36. Black-Scholes Option Valuation Co= Soe-dTN(d1) - Xe-rTN(d2) d1 = [ln(So/X) + (r – d + s2/2)T] / (s T1/2) d2 = d1 - (s T1/2) where Co = Current call option value. So= Current stock price N(d) = probability that a random draw from a normal dist. will be less than d.

37. Black-Scholes Option Valuation X = Exercise price. d = Annual dividend yield of underlying stock e = 2.71828, the base of the nat. log. r = Risk-free interest rate (annualizes continuously compounded with the same maturity as the option. T = time to maturity of the option in years. ln = Natural log function s = Standard deviation of annualized cont. compounded rate of return on the stock

38. Call Option Example So = 100 X = 95 r = .10 T = .25 (quarter) s = .50 d = 0 d1 = [ln(100/95)+(.10-0+(.5 2/2))]/(.5.251/2) = .43 d2 = .43 - ((.5)( .251/2) = .18

39. Probabilities from Normal Dist. N (.43) = .6664 Table 17.2 d N(d) .42 .6628 .43 .6664 Interpolation .44 .6700

40. Probabilities from Normal Dist. N (.18) = .5714 Table 17.2 d N(d) .16 .5636 .18 .5714 .20 .5793

41. Call Option Value Co= Soe-dTN(d1) - Xe-rTN(d2) Co = 100 X .6664 - 95 e- .10 X .25 X .5714 Co = 13.70 Implied Volatility Using Black-Scholes and the actual price of the option, solve for volatility. Is the implied volatility consistent with the stock?

42. Put Option Value: Black-Scholes P=Xe-rT [1-N(d2)] - S0e-dT [1-N(d1)] Using the sample data P = \$95e(-.10X.25)(1-.5714) - \$100 (1-.6664) P = \$6.35

43. Put Option Valuation: Using Put-Call Parity P = C + PV (X) - So = C + Xe-rT - So Using the example data C = 13.70 X = 95 S = 100 r = .10 T = .25 P = 13.70 + 95 e -.10 X .25 - 100 P = 6.35

44. 75 C 0 Call Option Value X = 125 Binomial Option Pricing:Text Example 200 100 50 Stock Price

45. Binomial Option Pricing:Text Example Alternative Portfolio (assume discrete discount) Buy 1 share of stock at \$100 Borrow \$46.30 (8% Rate):=50/(1+0.08) Net outlay \$53.70 Payoff Value of Stock 50 200 Repay loan - 50 -50 Net Payoff 0 150 150 53.70 0 Payoff Structure is exactly 2 times the Call

46. 75 C 0 Binomial Option Pricing:Text Example 150 53.70 0 2C = \$53.70 C = \$26.85
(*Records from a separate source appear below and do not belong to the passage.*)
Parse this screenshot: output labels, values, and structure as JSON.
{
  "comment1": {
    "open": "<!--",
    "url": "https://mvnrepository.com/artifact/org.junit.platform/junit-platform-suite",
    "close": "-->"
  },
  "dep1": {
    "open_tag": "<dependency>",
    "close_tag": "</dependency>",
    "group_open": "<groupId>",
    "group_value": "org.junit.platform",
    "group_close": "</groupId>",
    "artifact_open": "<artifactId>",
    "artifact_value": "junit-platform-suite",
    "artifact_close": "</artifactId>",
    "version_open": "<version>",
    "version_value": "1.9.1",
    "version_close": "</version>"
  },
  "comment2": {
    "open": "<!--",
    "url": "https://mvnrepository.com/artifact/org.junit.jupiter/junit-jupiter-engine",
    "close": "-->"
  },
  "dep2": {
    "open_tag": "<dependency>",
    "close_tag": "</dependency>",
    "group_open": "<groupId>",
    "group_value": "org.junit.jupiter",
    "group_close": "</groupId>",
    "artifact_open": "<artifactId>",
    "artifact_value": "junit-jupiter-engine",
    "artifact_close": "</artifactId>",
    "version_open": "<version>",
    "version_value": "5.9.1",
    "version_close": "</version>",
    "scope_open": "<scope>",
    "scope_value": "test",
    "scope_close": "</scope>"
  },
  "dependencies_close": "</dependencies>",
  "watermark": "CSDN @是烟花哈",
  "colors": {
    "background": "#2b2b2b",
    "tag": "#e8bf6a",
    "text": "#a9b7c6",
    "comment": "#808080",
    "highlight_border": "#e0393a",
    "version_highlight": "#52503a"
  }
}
47. Another View of Replication of Payoffs and Option Values Alternative Portfolio - one share of stock and 2 calls written (X = 125) Portfolio is perfectly hedged Stock Value 50 200 Call Obligation 0-150 Net payoff 50 50 Hence 100 - 2C = 46.30 or C = 26.85

48. Exercise in class The stock price of Ajax Inc. is currently \$105. The stock price a year from now will be either \$130 or \$90 with equal probabilities. The interest rate at which investors can borrow is 10%. Using the binomial OPM, the value of a call option with an exercise price of \$110 and an expiration date one year from now should be worth __________ today. A) \$11.60 B) \$15.00 C) \$20.00 D) \$40.00 The stock price of Bravo Corp. is currently \$100. The stock price a year from now will be either \$160 or \$60 with equal probabilities. The interest rate at which investors invest in riskless assets at is 6%. Using the binomial OPM, the value of a put option with an exercise price of \$135 and an expiration date one year from now should be worth __________ today. A) \$34.09 B) \$37.50 C) \$38.21 D) \$45.45

49. CHAPTER 18 Performance Evaluation and Active Portfolio Management

50. Introduction • Complicated subject • Theoretically correct measures are difficult to construct • Different statistics or measures are appropriate for different types of investment decisions or portfolios • Many industry and academic measures are different • The nature of active managements leads to measurement problems